** Exercise aim **
In the records below, which lines include "File"? Copy them.

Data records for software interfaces
####

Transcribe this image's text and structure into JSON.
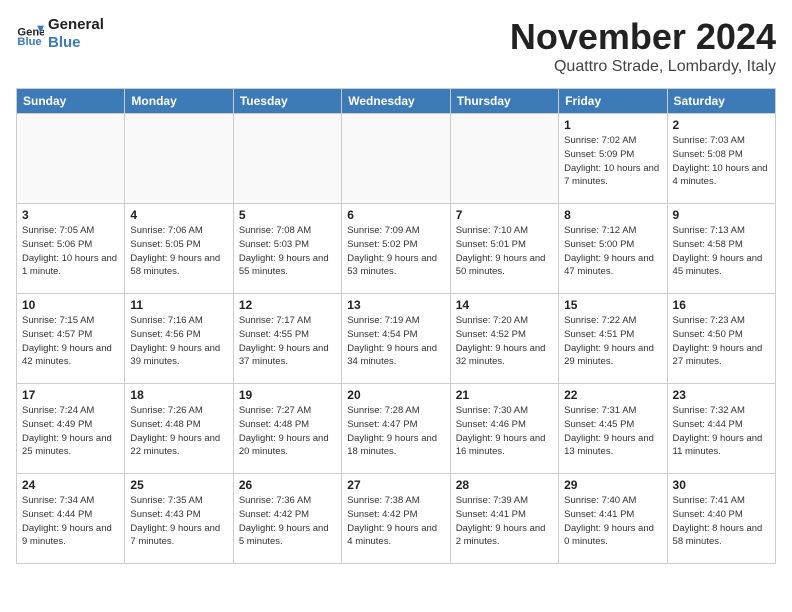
{
  "logo": {
    "line1": "General",
    "line2": "Blue",
    "tagline": ""
  },
  "title": "November 2024",
  "location": "Quattro Strade, Lombardy, Italy",
  "days_of_week": [
    "Sunday",
    "Monday",
    "Tuesday",
    "Wednesday",
    "Thursday",
    "Friday",
    "Saturday"
  ],
  "weeks": [
    [
      {
        "day": "",
        "info": ""
      },
      {
        "day": "",
        "info": ""
      },
      {
        "day": "",
        "info": ""
      },
      {
        "day": "",
        "info": ""
      },
      {
        "day": "",
        "info": ""
      },
      {
        "day": "1",
        "info": "Sunrise: 7:02 AM\nSunset: 5:09 PM\nDaylight: 10 hours and 7 minutes."
      },
      {
        "day": "2",
        "info": "Sunrise: 7:03 AM\nSunset: 5:08 PM\nDaylight: 10 hours and 4 minutes."
      }
    ],
    [
      {
        "day": "3",
        "info": "Sunrise: 7:05 AM\nSunset: 5:06 PM\nDaylight: 10 hours and 1 minute."
      },
      {
        "day": "4",
        "info": "Sunrise: 7:06 AM\nSunset: 5:05 PM\nDaylight: 9 hours and 58 minutes."
      },
      {
        "day": "5",
        "info": "Sunrise: 7:08 AM\nSunset: 5:03 PM\nDaylight: 9 hours and 55 minutes."
      },
      {
        "day": "6",
        "info": "Sunrise: 7:09 AM\nSunset: 5:02 PM\nDaylight: 9 hours and 53 minutes."
      },
      {
        "day": "7",
        "info": "Sunrise: 7:10 AM\nSunset: 5:01 PM\nDaylight: 9 hours and 50 minutes."
      },
      {
        "day": "8",
        "info": "Sunrise: 7:12 AM\nSunset: 5:00 PM\nDaylight: 9 hours and 47 minutes."
      },
      {
        "day": "9",
        "info": "Sunrise: 7:13 AM\nSunset: 4:58 PM\nDaylight: 9 hours and 45 minutes."
      }
    ],
    [
      {
        "day": "10",
        "info": "Sunrise: 7:15 AM\nSunset: 4:57 PM\nDaylight: 9 hours and 42 minutes."
      },
      {
        "day": "11",
        "info": "Sunrise: 7:16 AM\nSunset: 4:56 PM\nDaylight: 9 hours and 39 minutes."
      },
      {
        "day": "12",
        "info": "Sunrise: 7:17 AM\nSunset: 4:55 PM\nDaylight: 9 hours and 37 minutes."
      },
      {
        "day": "13",
        "info": "Sunrise: 7:19 AM\nSunset: 4:54 PM\nDaylight: 9 hours and 34 minutes."
      },
      {
        "day": "14",
        "info": "Sunrise: 7:20 AM\nSunset: 4:52 PM\nDaylight: 9 hours and 32 minutes."
      },
      {
        "day": "15",
        "info": "Sunrise: 7:22 AM\nSunset: 4:51 PM\nDaylight: 9 hours and 29 minutes."
      },
      {
        "day": "16",
        "info": "Sunrise: 7:23 AM\nSunset: 4:50 PM\nDaylight: 9 hours and 27 minutes."
      }
    ],
    [
      {
        "day": "17",
        "info": "Sunrise: 7:24 AM\nSunset: 4:49 PM\nDaylight: 9 hours and 25 minutes."
      },
      {
        "day": "18",
        "info": "Sunrise: 7:26 AM\nSunset: 4:48 PM\nDaylight: 9 hours and 22 minutes."
      },
      {
        "day": "19",
        "info": "Sunrise: 7:27 AM\nSunset: 4:48 PM\nDaylight: 9 hours and 20 minutes."
      },
      {
        "day": "20",
        "info": "Sunrise: 7:28 AM\nSunset: 4:47 PM\nDaylight: 9 hours and 18 minutes."
      },
      {
        "day": "21",
        "info": "Sunrise: 7:30 AM\nSunset: 4:46 PM\nDaylight: 9 hours and 16 minutes."
      },
      {
        "day": "22",
        "info": "Sunrise: 7:31 AM\nSunset: 4:45 PM\nDaylight: 9 hours and 13 minutes."
      },
      {
        "day": "23",
        "info": "Sunrise: 7:32 AM\nSunset: 4:44 PM\nDaylight: 9 hours and 11 minutes."
      }
    ],
    [
      {
        "day": "24",
        "info": "Sunrise: 7:34 AM\nSunset: 4:44 PM\nDaylight: 9 hours and 9 minutes."
      },
      {
        "day": "25",
        "info": "Sunrise: 7:35 AM\nSunset: 4:43 PM\nDaylight: 9 hours and 7 minutes."
      },
      {
        "day": "26",
        "info": "Sunrise: 7:36 AM\nSunset: 4:42 PM\nDaylight: 9 hours and 5 minutes."
      },
      {
        "day": "27",
        "info": "Sunrise: 7:38 AM\nSunset: 4:42 PM\nDaylight: 9 hours and 4 minutes."
      },
      {
        "day": "28",
        "info": "Sunrise: 7:39 AM\nSunset: 4:41 PM\nDaylight: 9 hours and 2 minutes."
      },
      {
        "day": "29",
        "info": "Sunrise: 7:40 AM\nSunset: 4:41 PM\nDaylight: 9 hours and 0 minutes."
      },
      {
        "day": "30",
        "info": "Sunrise: 7:41 AM\nSunset: 4:40 PM\nDaylight: 8 hours and 58 minutes."
      }
    ]
  ]
}
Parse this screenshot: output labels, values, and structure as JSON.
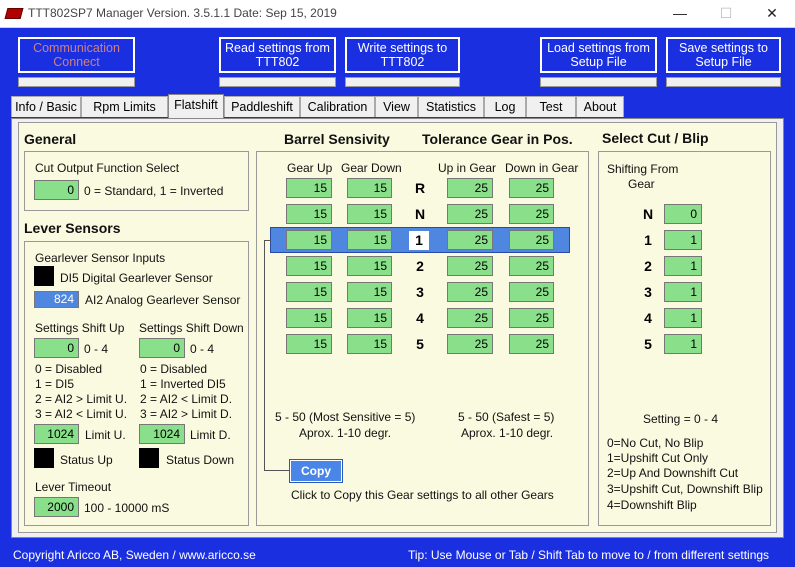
{
  "window": {
    "title": "TTT802SP7 Manager Version. 3.5.1.1  Date: Sep 15, 2019",
    "minimize_icon": "minimize-icon",
    "maximize_icon": "maximize-icon",
    "close_icon": "close-icon"
  },
  "toolbar": {
    "communication_line1": "Communication",
    "communication_line2": "Connect",
    "read_line1": "Read settings from",
    "read_line2": "TTT802",
    "write_line1": "Write settings to",
    "write_line2": "TTT802",
    "load_line1": "Load settings from",
    "load_line2": "Setup File",
    "save_line1": "Save settings to",
    "save_line2": "Setup File"
  },
  "tabs": [
    "Info / Basic",
    "Rpm Limits",
    "Flatshift",
    "Paddleshift",
    "Calibration",
    "View",
    "Statistics",
    "Log",
    "Test",
    "About"
  ],
  "active_tab": "Flatshift",
  "general": {
    "title": "General",
    "cut_output_label": "Cut Output Function Select",
    "cut_output_value": "0",
    "cut_output_hint": "0 = Standard, 1 = Inverted"
  },
  "lever": {
    "title": "Lever Sensors",
    "inputs_label": "Gearlever Sensor Inputs",
    "di5_label": "DI5 Digital Gearlever Sensor",
    "ai2_value": "824",
    "ai2_label": "AI2 Analog Gearlever Sensor",
    "shift_up_title": "Settings Shift Up",
    "shift_down_title": "Settings Shift Down",
    "shift_up_value": "0",
    "shift_down_value": "0",
    "range": "0 - 4",
    "up_options": [
      "0 = Disabled",
      "1 = DI5",
      "2 = AI2 > Limit U.",
      "3 = AI2 < Limit U."
    ],
    "down_options": [
      "0 = Disabled",
      "1 = Inverted DI5",
      "2 = AI2 < Limit D.",
      "3 = AI2 > Limit D."
    ],
    "limit_up_value": "1024",
    "limit_up_label": "Limit U.",
    "limit_down_value": "1024",
    "limit_down_label": "Limit D.",
    "status_up_label": "Status Up",
    "status_down_label": "Status Down",
    "timeout_title": "Lever Timeout",
    "timeout_value": "2000",
    "timeout_hint": "100 - 10000 mS"
  },
  "barrel": {
    "title": "Barrel Sensivity",
    "tolerance_title": "Tolerance Gear in Pos.",
    "col_gear_up": "Gear Up",
    "col_gear_down": "Gear Down",
    "col_up_in_gear": "Up in Gear",
    "col_down_in_gear": "Down in Gear",
    "rows": [
      {
        "gear": "R",
        "up": "15",
        "down": "15",
        "up_in": "25",
        "down_in": "25"
      },
      {
        "gear": "N",
        "up": "15",
        "down": "15",
        "up_in": "25",
        "down_in": "25"
      },
      {
        "gear": "1",
        "up": "15",
        "down": "15",
        "up_in": "25",
        "down_in": "25"
      },
      {
        "gear": "2",
        "up": "15",
        "down": "15",
        "up_in": "25",
        "down_in": "25"
      },
      {
        "gear": "3",
        "up": "15",
        "down": "15",
        "up_in": "25",
        "down_in": "25"
      },
      {
        "gear": "4",
        "up": "15",
        "down": "15",
        "up_in": "25",
        "down_in": "25"
      },
      {
        "gear": "5",
        "up": "15",
        "down": "15",
        "up_in": "25",
        "down_in": "25"
      }
    ],
    "selected_row": 2,
    "sens_hint1": "5 - 50 (Most Sensitive = 5)",
    "sens_hint2": "Aprox. 1-10 degr.",
    "tol_hint1": "5 - 50 (Safest = 5)",
    "tol_hint2": "Aprox. 1-10 degr.",
    "copy_label": "Copy",
    "copy_hint": "Click to Copy this Gear settings to all other Gears"
  },
  "cutblip": {
    "title": "Select Cut / Blip",
    "shifting_from": "Shifting From",
    "gear_label": "Gear",
    "rows": [
      {
        "gear": "N",
        "value": "0"
      },
      {
        "gear": "1",
        "value": "1"
      },
      {
        "gear": "2",
        "value": "1"
      },
      {
        "gear": "3",
        "value": "1"
      },
      {
        "gear": "4",
        "value": "1"
      },
      {
        "gear": "5",
        "value": "1"
      }
    ],
    "setting_label": "Setting = 0 - 4",
    "legend": [
      "0=No Cut, No Blip",
      "1=Upshift Cut Only",
      "2=Up And Downshift Cut",
      "3=Upshift Cut, Downshift Blip",
      "4=Downshift Blip"
    ]
  },
  "status": {
    "copyright": "Copyright Aricco AB, Sweden / www.aricco.se",
    "tip": "Tip:  Use Mouse or Tab / Shift Tab to move to / from  different settings"
  },
  "colors": {
    "background_blue": "#1a2fe0",
    "field_green": "#8ae08a",
    "panel_cream": "#fafae0",
    "selected_row_blue": "#4f86e0"
  }
}
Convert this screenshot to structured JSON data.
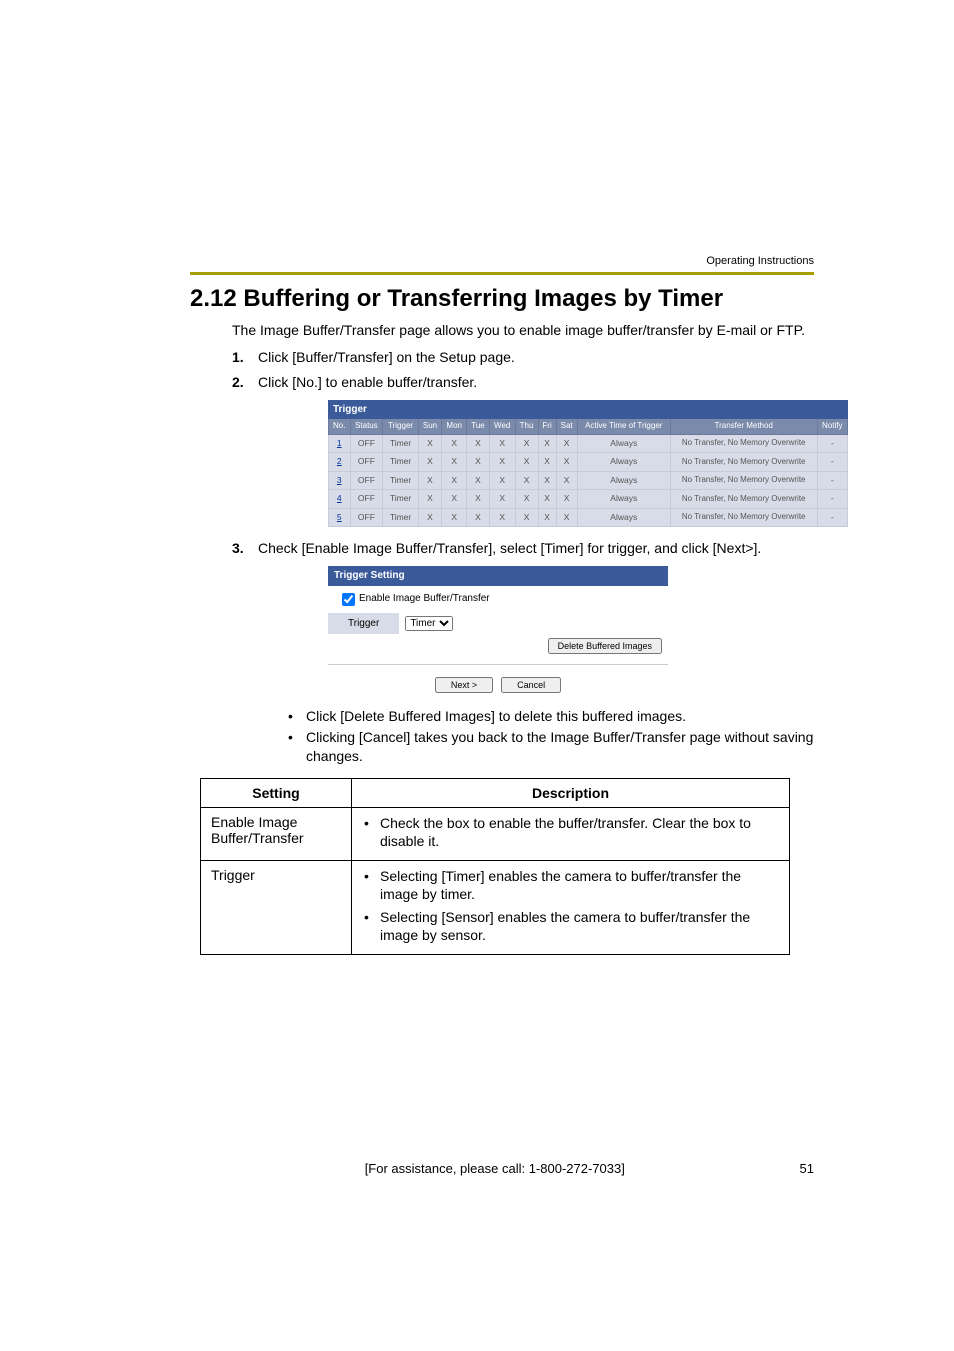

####

** Finished exercise **
    "load_line2": "Setup File",
    "save_line2": "Setup File"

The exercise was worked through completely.